### Task
In the entries below, spot each line with the word "value" and copy it.
BEGIN Recorded data
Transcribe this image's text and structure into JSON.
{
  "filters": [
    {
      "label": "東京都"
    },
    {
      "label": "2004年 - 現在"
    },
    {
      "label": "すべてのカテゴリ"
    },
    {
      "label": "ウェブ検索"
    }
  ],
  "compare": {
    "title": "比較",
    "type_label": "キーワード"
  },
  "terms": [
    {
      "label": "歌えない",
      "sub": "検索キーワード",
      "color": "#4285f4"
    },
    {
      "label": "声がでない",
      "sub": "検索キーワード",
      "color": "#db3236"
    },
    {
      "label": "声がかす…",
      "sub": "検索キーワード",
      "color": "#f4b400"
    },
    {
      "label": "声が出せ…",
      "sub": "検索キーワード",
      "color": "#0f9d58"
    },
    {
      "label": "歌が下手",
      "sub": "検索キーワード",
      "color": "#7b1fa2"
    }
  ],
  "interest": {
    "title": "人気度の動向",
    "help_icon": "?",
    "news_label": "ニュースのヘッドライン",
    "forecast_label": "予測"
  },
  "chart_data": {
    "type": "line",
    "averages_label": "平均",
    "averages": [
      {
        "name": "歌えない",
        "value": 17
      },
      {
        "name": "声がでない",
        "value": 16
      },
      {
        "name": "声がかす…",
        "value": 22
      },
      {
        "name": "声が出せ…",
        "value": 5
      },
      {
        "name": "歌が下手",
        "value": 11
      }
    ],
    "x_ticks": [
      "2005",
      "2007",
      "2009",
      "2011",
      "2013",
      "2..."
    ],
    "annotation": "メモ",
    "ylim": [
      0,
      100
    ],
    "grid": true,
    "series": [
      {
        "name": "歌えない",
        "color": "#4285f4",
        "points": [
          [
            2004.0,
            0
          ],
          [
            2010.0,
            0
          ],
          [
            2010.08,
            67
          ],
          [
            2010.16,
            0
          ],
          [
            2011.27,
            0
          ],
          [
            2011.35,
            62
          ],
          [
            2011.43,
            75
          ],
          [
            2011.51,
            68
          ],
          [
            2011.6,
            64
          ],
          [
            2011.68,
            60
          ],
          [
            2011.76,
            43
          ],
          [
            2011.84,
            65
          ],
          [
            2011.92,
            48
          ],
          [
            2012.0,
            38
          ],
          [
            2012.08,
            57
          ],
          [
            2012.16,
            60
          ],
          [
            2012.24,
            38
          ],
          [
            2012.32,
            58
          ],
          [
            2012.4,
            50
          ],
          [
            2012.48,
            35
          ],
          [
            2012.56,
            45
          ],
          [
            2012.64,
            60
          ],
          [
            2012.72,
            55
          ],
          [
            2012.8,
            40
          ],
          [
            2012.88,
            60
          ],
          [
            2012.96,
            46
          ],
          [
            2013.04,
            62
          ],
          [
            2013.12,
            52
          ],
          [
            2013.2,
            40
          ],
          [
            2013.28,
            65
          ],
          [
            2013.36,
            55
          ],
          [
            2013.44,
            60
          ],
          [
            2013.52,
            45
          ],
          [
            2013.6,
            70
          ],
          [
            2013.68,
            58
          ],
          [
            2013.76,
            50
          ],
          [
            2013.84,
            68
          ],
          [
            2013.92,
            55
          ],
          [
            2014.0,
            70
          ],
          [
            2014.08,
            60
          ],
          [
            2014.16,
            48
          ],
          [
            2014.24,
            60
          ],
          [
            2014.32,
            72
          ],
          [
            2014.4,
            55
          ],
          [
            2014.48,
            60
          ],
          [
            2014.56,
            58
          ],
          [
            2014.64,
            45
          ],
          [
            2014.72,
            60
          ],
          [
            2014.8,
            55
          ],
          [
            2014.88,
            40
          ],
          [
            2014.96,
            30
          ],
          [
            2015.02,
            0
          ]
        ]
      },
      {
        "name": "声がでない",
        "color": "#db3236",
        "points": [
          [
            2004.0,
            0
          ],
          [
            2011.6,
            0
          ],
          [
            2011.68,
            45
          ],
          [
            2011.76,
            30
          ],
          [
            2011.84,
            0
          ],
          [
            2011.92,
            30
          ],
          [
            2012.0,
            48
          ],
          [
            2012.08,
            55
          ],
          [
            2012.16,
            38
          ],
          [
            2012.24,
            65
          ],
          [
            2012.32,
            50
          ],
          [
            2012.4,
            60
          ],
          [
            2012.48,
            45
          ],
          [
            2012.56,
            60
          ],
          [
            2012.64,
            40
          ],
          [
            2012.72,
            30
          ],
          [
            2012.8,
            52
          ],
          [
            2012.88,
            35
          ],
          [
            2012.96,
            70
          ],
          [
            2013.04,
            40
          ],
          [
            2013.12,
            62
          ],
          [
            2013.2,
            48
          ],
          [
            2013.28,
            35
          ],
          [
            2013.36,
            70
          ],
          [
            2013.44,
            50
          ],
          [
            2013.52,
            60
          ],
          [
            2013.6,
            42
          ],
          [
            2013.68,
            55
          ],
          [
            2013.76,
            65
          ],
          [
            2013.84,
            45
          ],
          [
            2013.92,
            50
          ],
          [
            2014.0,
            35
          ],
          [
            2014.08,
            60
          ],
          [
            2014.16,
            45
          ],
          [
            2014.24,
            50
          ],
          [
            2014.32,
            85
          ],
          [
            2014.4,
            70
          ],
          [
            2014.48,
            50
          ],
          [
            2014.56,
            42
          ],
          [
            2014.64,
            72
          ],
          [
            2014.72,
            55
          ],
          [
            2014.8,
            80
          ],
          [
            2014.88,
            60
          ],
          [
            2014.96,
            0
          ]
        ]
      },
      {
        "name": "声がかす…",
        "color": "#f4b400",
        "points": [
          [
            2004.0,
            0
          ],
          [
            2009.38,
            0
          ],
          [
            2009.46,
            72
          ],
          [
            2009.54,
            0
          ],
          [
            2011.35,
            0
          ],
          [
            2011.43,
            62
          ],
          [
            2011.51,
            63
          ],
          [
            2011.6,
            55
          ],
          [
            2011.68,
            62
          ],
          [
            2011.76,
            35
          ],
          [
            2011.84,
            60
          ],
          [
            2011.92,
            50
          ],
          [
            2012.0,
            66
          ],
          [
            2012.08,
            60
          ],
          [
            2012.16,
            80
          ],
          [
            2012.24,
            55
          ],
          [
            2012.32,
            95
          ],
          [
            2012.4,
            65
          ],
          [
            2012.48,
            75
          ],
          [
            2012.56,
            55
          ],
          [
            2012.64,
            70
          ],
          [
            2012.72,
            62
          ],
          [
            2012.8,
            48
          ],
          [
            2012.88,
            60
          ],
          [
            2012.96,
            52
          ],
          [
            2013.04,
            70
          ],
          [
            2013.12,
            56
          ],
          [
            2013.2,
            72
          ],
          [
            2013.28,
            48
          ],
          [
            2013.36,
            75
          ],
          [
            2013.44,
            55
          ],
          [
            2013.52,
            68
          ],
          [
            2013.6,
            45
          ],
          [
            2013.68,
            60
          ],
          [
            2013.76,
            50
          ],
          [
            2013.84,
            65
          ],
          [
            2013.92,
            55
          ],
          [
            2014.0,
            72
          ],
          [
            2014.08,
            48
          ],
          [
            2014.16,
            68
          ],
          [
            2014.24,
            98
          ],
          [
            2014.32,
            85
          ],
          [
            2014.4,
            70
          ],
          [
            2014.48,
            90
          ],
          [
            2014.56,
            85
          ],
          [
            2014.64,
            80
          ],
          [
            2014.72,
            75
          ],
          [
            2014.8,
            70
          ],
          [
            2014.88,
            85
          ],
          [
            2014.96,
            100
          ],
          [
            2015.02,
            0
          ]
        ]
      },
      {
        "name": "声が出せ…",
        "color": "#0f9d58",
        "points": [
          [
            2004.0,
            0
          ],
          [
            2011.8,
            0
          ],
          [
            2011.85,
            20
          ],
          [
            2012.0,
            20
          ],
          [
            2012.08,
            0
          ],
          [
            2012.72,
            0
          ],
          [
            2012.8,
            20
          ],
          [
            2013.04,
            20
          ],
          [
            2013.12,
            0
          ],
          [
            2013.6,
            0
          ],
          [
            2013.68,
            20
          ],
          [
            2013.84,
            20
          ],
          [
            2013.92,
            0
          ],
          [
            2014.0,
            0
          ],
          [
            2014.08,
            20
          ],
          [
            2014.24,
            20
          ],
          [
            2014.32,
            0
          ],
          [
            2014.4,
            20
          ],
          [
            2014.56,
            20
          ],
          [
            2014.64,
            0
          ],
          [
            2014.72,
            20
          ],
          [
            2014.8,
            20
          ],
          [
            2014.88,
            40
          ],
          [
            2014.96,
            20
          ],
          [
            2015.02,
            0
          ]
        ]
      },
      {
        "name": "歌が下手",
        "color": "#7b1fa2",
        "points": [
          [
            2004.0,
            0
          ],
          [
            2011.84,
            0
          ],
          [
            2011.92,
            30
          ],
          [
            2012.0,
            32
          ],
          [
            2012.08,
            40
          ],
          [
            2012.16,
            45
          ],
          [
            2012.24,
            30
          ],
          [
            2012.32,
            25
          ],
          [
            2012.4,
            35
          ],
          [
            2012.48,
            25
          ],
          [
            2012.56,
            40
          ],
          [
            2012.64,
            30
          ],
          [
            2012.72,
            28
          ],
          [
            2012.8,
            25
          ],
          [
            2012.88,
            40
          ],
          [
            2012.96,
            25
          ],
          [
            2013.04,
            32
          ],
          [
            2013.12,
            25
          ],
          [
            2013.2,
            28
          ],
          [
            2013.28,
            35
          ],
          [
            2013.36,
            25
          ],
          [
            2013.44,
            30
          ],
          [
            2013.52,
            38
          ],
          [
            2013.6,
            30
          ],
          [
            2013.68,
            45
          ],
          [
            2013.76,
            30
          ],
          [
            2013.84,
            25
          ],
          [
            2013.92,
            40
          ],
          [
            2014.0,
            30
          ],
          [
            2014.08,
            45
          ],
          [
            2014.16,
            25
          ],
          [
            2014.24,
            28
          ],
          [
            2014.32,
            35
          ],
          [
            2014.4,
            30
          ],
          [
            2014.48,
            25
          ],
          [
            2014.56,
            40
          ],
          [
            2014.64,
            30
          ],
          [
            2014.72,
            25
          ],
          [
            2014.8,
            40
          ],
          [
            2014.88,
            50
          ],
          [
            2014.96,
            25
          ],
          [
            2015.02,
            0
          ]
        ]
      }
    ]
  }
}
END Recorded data
### Solution to this exercise
        "value": 17
        "value": 16
        "value": 22
        "value": 5
        "value": 11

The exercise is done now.